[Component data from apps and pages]

────────────────────────────────────────

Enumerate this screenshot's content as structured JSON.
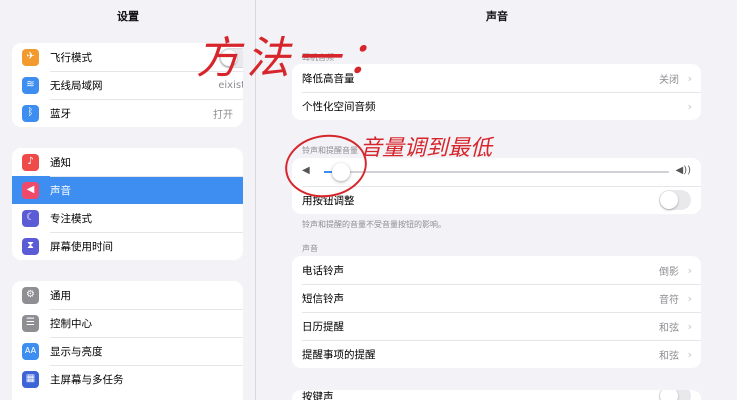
{
  "sidebar": {
    "title": "设置",
    "groups": [
      {
        "items": [
          {
            "label": "飞行模式",
            "icon": "airplane-icon",
            "glyph": "✈",
            "color": "#f29a2e",
            "value": "",
            "toggle": true
          },
          {
            "label": "无线局域网",
            "icon": "wifi-icon",
            "glyph": "≋",
            "color": "#3d8ef0",
            "value": "eixist"
          },
          {
            "label": "蓝牙",
            "icon": "bluetooth-icon",
            "glyph": "ᛒ",
            "color": "#3d8ef0",
            "value": "打开"
          }
        ]
      },
      {
        "items": [
          {
            "label": "通知",
            "icon": "bell-icon",
            "glyph": "🔔",
            "color": "#ef4a4a"
          },
          {
            "label": "声音",
            "icon": "speaker-icon",
            "glyph": "🔊",
            "color": "#ef4a6a",
            "selected": true
          },
          {
            "label": "专注模式",
            "icon": "moon-icon",
            "glyph": "☾",
            "color": "#5b5bd6"
          },
          {
            "label": "屏幕使用时间",
            "icon": "hourglass-icon",
            "glyph": "⧗",
            "color": "#5b5bd6"
          }
        ]
      },
      {
        "items": [
          {
            "label": "通用",
            "icon": "gear-icon",
            "glyph": "⚙",
            "color": "#8e8e93"
          },
          {
            "label": "控制中心",
            "icon": "switches-icon",
            "glyph": "☰",
            "color": "#8e8e93"
          },
          {
            "label": "显示与亮度",
            "icon": "text-size-icon",
            "glyph": "AA",
            "color": "#3d8ef0"
          },
          {
            "label": "主屏幕与多任务",
            "icon": "grid-icon",
            "glyph": "▦",
            "color": "#3d64d6"
          }
        ]
      }
    ]
  },
  "content": {
    "title": "声音",
    "group1_header": "耳机音频",
    "group1": [
      {
        "label": "降低高音量",
        "value": "关闭"
      },
      {
        "label": "个性化空间音频",
        "value": ""
      }
    ],
    "ringer_header": "铃声和提醒音量",
    "ringer": {
      "level": 0.05,
      "button_adjust_label": "用按钮调整"
    },
    "ringer_footer": "铃声和提醒的音量不受音量按钮的影响。",
    "sounds_header": "声音",
    "sounds": [
      {
        "label": "电话铃声",
        "value": "倒影"
      },
      {
        "label": "短信铃声",
        "value": "音符"
      },
      {
        "label": "日历提醒",
        "value": "和弦"
      },
      {
        "label": "提醒事项的提醒",
        "value": "和弦"
      }
    ],
    "bottom_row_label": "按键声"
  },
  "annotation": {
    "method_text": "方法一：",
    "volume_text": "音量调到最低",
    "color": "#d7262b"
  }
}
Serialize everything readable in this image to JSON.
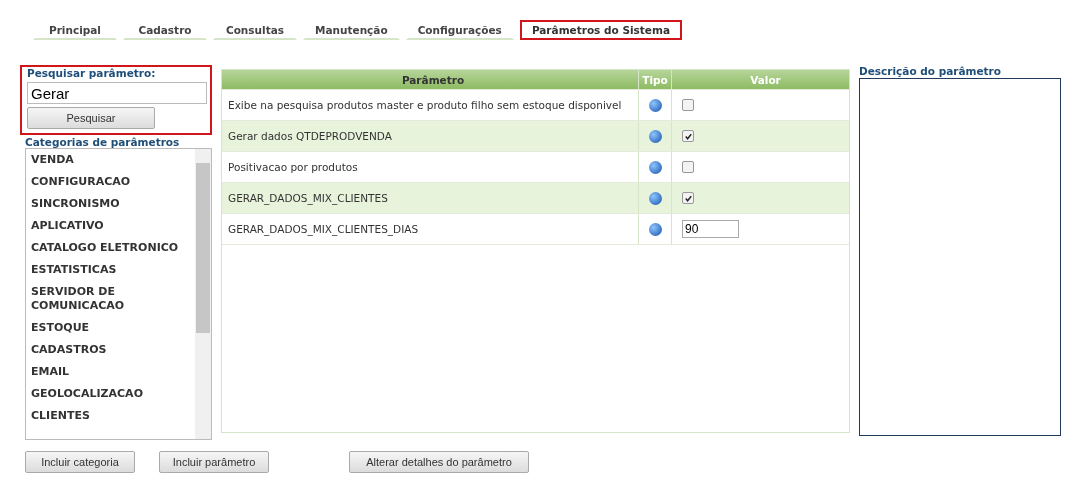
{
  "tabs": [
    {
      "label": "Principal",
      "selected": false,
      "highlighted": false
    },
    {
      "label": "Cadastro",
      "selected": false,
      "highlighted": false
    },
    {
      "label": "Consultas",
      "selected": false,
      "highlighted": false
    },
    {
      "label": "Manutenção",
      "selected": false,
      "highlighted": false
    },
    {
      "label": "Configurações",
      "selected": false,
      "highlighted": false
    },
    {
      "label": "Parâmetros do Sistema",
      "selected": true,
      "highlighted": true
    }
  ],
  "search": {
    "label": "Pesquisar parâmetro:",
    "value": "Gerar",
    "button": "Pesquisar",
    "highlighted": true
  },
  "categories": {
    "title": "Categorias de parâmetros",
    "items": [
      "VENDA",
      "CONFIGURACAO",
      "SINCRONISMO",
      "APLICATIVO",
      "CATALOGO ELETRONICO",
      "ESTATISTICAS",
      "SERVIDOR DE COMUNICACAO",
      "ESTOQUE",
      "CADASTROS",
      "EMAIL",
      "GEOLOCALIZACAO",
      "CLIENTES"
    ]
  },
  "table": {
    "columns": [
      "Parâmetro",
      "Tipo",
      "Valor"
    ],
    "rows": [
      {
        "name": "Exibe na pesquisa produtos master e produto filho sem estoque disponivel",
        "kind": "checkbox",
        "checked": false
      },
      {
        "name": "Gerar dados QTDEPRODVENDA",
        "kind": "checkbox",
        "checked": true
      },
      {
        "name": "Positivacao por produtos",
        "kind": "checkbox",
        "checked": false
      },
      {
        "name": "GERAR_DADOS_MIX_CLIENTES",
        "kind": "checkbox",
        "checked": true
      },
      {
        "name": "GERAR_DADOS_MIX_CLIENTES_DIAS",
        "kind": "text",
        "value": "90"
      }
    ]
  },
  "description": {
    "title": "Descrição do parâmetro"
  },
  "buttons": [
    "Incluir categoria",
    "Incluir parâmetro",
    "Alterar detalhes do parâmetro"
  ]
}
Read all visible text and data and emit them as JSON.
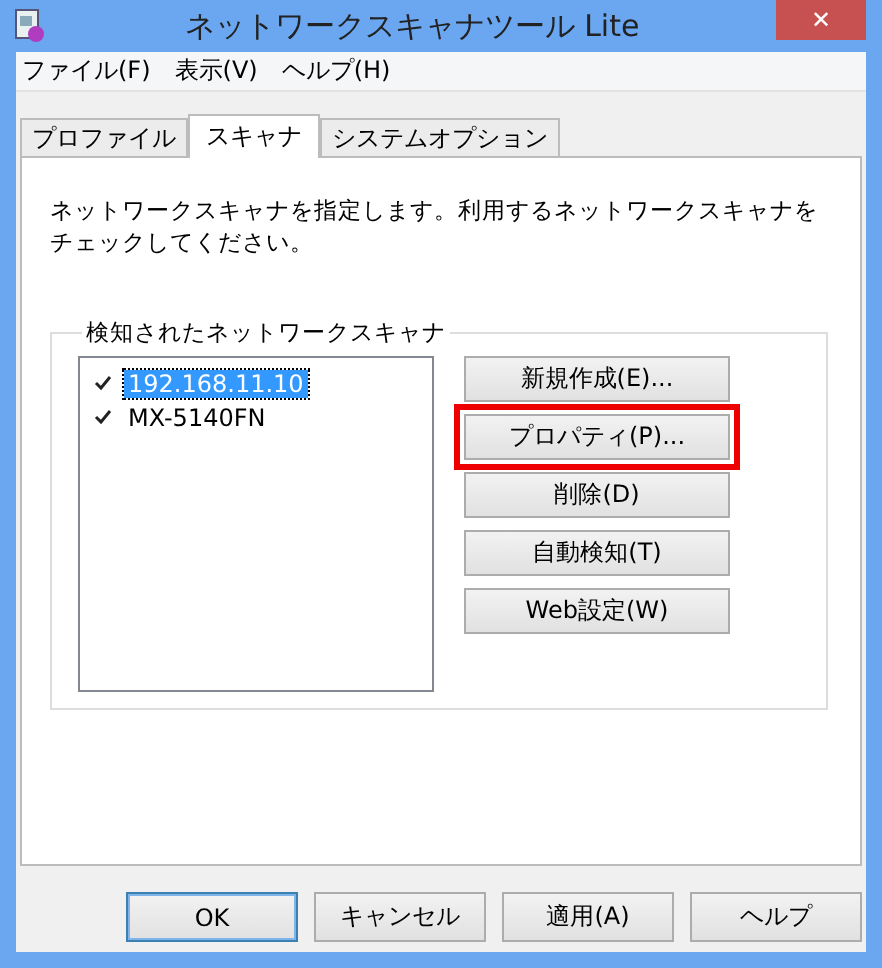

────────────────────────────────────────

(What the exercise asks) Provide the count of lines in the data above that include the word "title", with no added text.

(Solution for this exercise) 4